__THE PROBLEM__. Return all lines in the data where the string "pension" can be found.

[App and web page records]
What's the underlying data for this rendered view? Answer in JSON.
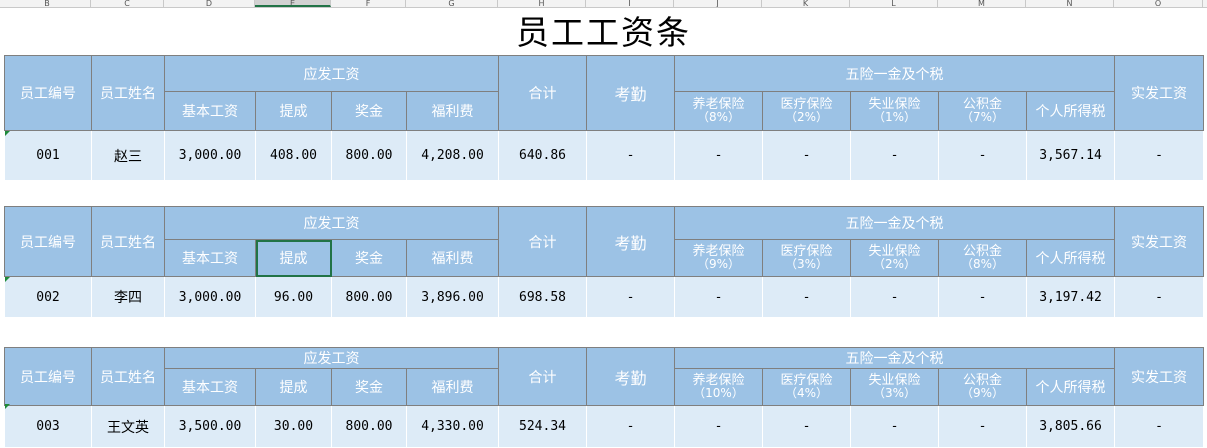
{
  "col_letters": [
    "B",
    "C",
    "D",
    "E",
    "F",
    "G",
    "H",
    "I",
    "J",
    "K",
    "L",
    "M",
    "N",
    "O"
  ],
  "title": "员工工资条",
  "headers": {
    "emp_id": "员工编号",
    "emp_name": "员工姓名",
    "gross_pay": "应发工资",
    "base_salary": "基本工资",
    "commission": "提成",
    "bonus": "奖金",
    "welfare": "福利费",
    "total": "合计",
    "attendance": "考勤",
    "insurance_group": "五险一金及个税",
    "pension": "养老保险",
    "medical": "医疗保险",
    "unemployment": "失业保险",
    "housing_fund": "公积金",
    "income_tax": "个人所得税",
    "net_pay": "实发工资"
  },
  "slips": [
    {
      "rates": {
        "pension": "（8%）",
        "medical": "（2%）",
        "unemployment": "（1%）",
        "housing_fund": "（7%）"
      },
      "row": {
        "id": "001",
        "name": "赵三",
        "base_salary": "3,000.00",
        "commission": "408.00",
        "bonus": "800.00",
        "welfare": "4,208.00",
        "total": "640.86",
        "attendance": "-",
        "pension": "-",
        "medical": "-",
        "unemployment": "-",
        "housing_fund": "-",
        "income_tax": "3,567.14",
        "net_pay": "-"
      }
    },
    {
      "rates": {
        "pension": "（9%）",
        "medical": "（3%）",
        "unemployment": "（2%）",
        "housing_fund": "（8%）"
      },
      "row": {
        "id": "002",
        "name": "李四",
        "base_salary": "3,000.00",
        "commission": "96.00",
        "bonus": "800.00",
        "welfare": "3,896.00",
        "total": "698.58",
        "attendance": "-",
        "pension": "-",
        "medical": "-",
        "unemployment": "-",
        "housing_fund": "-",
        "income_tax": "3,197.42",
        "net_pay": "-"
      }
    },
    {
      "rates": {
        "pension": "（10%）",
        "medical": "（4%）",
        "unemployment": "（3%）",
        "housing_fund": "（9%）"
      },
      "row": {
        "id": "003",
        "name": "王文英",
        "base_salary": "3,500.00",
        "commission": "30.00",
        "bonus": "800.00",
        "welfare": "4,330.00",
        "total": "524.34",
        "attendance": "-",
        "pension": "-",
        "medical": "-",
        "unemployment": "-",
        "housing_fund": "-",
        "income_tax": "3,805.66",
        "net_pay": "-"
      }
    }
  ],
  "colors": {
    "header_fill": "#9cc2e5",
    "data_fill": "#ddebf7",
    "header_text": "#ffffff",
    "selection": "#217346"
  }
}
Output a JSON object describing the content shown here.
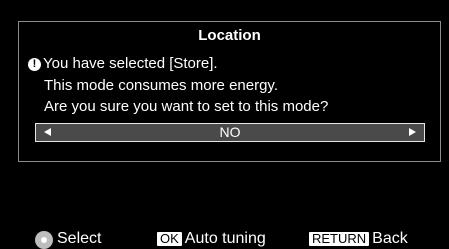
{
  "dialog": {
    "title": "Location",
    "warning_icon": "exclamation-circle-icon",
    "message_lines": [
      "You have selected [Store].",
      "This mode consumes more energy.",
      "Are you sure you want to set to this mode?"
    ],
    "selector": {
      "value": "NO",
      "left_arrow_icon": "arrow-left-icon",
      "right_arrow_icon": "arrow-right-icon"
    }
  },
  "footer": {
    "select": {
      "icon": "dpad-icon",
      "label": "Select"
    },
    "ok": {
      "key": "OK",
      "label": "Auto tuning"
    },
    "return": {
      "key": "RETURN",
      "label": "Back"
    }
  },
  "colors": {
    "background": "#000000",
    "text": "#ffffff",
    "dialog_border": "#8c8c8c",
    "selector_fill": "#4a4a4a",
    "key_badge": "#ffffff"
  }
}
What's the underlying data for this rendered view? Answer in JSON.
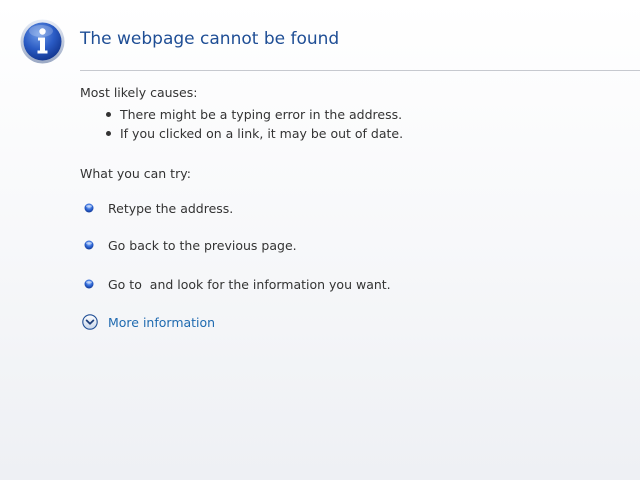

__ANSWER BOX__.
    "pension": "养老保险",
        "pension": "（8%）",
        "pension": "-",
        "pension": "（9%）",
        "pension": "-",
        "pension": "（10%）",
        "pension": "-",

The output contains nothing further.